Our neurons communicate with each other via junctions called synapses. In neurodegenerative diseases like Alzheimer’s, the number of synapses in the brain decreases dramatically, contributing to cognitive decline. It’s believed that the mechanism for synapse loss involves brain cells called microglia, which engulf and destroy the synapse in a process known as phagocytosis.
A paper published earlier this year in the journal Glia announced the discovery of a new type of microglia in mice called dark microglia. These cells’ unusually dark color comes from oxidative stress that leads to condensing of fluids in the cell. They are relatively uncommon under normal conditions but become more prevalent in mice that are old, exposed to chronic stress, genetically predisposed to Alzheimer’s disease, or deficient in a microglia signaling molecule called fractalkine. Dark microglia are more phagocytically active than their normal counterparts, often devouring entire synapses whole. The authors suggested that these cells might be a future therapeutic target in Alzheimer’s disease.

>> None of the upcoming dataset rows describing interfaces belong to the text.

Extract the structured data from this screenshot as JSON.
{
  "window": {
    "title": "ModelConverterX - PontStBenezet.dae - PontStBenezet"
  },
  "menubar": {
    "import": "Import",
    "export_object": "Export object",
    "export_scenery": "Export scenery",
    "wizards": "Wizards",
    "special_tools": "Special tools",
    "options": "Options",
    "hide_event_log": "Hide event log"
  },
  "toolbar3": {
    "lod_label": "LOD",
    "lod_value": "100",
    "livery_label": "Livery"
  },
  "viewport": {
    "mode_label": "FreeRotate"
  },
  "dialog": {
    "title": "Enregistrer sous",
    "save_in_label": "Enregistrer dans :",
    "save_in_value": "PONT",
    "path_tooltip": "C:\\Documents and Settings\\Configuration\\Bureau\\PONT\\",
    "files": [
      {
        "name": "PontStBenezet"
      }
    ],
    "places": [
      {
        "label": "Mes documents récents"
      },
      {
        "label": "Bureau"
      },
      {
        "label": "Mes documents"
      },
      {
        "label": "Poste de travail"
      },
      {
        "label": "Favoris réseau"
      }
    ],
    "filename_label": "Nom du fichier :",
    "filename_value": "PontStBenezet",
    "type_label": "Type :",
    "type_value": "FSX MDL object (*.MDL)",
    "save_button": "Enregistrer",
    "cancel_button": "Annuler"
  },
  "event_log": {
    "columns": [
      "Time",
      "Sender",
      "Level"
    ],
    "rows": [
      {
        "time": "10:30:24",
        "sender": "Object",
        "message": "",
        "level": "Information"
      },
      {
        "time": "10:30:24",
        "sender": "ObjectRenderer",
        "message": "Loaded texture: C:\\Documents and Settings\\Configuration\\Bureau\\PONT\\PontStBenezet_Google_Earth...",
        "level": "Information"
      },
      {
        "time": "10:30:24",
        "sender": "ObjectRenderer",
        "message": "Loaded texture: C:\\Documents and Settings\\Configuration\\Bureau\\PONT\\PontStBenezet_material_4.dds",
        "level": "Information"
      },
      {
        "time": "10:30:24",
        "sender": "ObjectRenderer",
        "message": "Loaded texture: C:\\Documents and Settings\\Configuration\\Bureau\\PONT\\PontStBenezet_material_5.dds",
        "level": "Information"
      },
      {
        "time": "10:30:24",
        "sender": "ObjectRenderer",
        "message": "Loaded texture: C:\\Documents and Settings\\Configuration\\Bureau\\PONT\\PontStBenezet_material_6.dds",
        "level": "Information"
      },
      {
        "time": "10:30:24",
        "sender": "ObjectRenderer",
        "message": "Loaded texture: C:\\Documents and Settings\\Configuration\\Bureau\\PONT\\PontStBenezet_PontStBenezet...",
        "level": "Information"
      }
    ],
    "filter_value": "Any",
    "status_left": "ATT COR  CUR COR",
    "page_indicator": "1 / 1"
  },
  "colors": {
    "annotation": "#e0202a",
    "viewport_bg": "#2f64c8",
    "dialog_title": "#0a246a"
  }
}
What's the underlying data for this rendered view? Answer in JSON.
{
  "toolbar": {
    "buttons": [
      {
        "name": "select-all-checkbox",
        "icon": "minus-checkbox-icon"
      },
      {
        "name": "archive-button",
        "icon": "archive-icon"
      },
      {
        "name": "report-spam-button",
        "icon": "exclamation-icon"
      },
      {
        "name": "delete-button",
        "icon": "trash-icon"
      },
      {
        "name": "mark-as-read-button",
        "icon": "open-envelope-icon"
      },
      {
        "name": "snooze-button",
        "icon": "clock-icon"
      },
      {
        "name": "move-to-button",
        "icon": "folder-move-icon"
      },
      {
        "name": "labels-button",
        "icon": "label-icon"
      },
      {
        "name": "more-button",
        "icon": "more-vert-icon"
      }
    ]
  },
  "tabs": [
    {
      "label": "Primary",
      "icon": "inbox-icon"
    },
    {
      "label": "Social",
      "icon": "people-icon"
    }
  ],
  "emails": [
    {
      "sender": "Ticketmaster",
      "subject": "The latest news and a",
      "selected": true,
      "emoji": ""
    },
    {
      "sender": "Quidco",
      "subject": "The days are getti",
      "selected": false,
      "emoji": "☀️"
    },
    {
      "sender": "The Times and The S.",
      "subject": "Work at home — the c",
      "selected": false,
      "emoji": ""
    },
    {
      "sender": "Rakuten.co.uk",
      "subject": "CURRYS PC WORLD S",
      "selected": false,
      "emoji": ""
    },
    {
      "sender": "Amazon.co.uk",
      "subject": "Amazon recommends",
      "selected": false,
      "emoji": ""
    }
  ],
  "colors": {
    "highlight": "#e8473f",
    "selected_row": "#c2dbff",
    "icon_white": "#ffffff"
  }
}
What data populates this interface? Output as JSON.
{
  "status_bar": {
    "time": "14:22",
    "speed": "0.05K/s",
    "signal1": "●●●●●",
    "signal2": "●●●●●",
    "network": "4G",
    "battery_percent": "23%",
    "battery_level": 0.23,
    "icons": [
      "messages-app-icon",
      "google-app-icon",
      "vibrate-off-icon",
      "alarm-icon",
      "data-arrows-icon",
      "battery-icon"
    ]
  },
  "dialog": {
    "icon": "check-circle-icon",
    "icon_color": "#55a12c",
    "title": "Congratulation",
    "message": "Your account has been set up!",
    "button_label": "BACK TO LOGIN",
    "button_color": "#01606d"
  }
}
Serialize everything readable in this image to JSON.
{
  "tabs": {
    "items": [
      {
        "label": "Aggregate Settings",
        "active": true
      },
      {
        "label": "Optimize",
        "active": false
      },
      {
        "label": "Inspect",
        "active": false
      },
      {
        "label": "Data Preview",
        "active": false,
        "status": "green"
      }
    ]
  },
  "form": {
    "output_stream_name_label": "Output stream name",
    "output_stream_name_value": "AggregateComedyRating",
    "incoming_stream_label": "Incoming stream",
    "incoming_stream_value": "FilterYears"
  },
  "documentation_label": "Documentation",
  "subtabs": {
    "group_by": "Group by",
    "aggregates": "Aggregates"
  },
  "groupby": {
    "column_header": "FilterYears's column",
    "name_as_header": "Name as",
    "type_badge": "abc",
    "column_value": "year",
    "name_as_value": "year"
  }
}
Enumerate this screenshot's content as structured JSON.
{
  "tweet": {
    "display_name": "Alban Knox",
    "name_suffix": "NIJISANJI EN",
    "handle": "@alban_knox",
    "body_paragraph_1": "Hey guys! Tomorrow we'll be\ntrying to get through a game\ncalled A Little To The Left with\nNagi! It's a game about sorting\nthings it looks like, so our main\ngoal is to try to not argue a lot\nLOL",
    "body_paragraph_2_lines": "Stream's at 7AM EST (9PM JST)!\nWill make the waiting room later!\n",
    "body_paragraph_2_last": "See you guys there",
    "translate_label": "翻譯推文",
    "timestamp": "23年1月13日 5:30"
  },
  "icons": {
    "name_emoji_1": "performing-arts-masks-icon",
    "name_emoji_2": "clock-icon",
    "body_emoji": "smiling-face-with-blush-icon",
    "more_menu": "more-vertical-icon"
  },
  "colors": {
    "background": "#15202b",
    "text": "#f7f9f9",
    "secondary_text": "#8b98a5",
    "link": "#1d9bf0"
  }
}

Dr. Marie-Eve Tremblay, who led the team that discovered dark microglia, presented an update on her research at the recent Translational Neuroimmunology conference in Big Sky, Montana. She announced that they had identified dark microglia in human brains for the first time. Tremblay’s team examined the postmortem brain of a 45-year-old person who’d had early-onset Alzheimer’s disease. They found that there were around twice as many dark microglia compared to a healthy brain from a person of the same age.
It’s not clear yet what causes dark microglia to appear at higher concentrations, and further research is needed to determine whether they play a causative role in neurodegenerative diseases. Nonetheless, Tremblay’s team’s discovery opens the door to exciting new possibilities for the immunological mechanisms of Alzheimer’s and could one day lead to novel therapeutic approaches.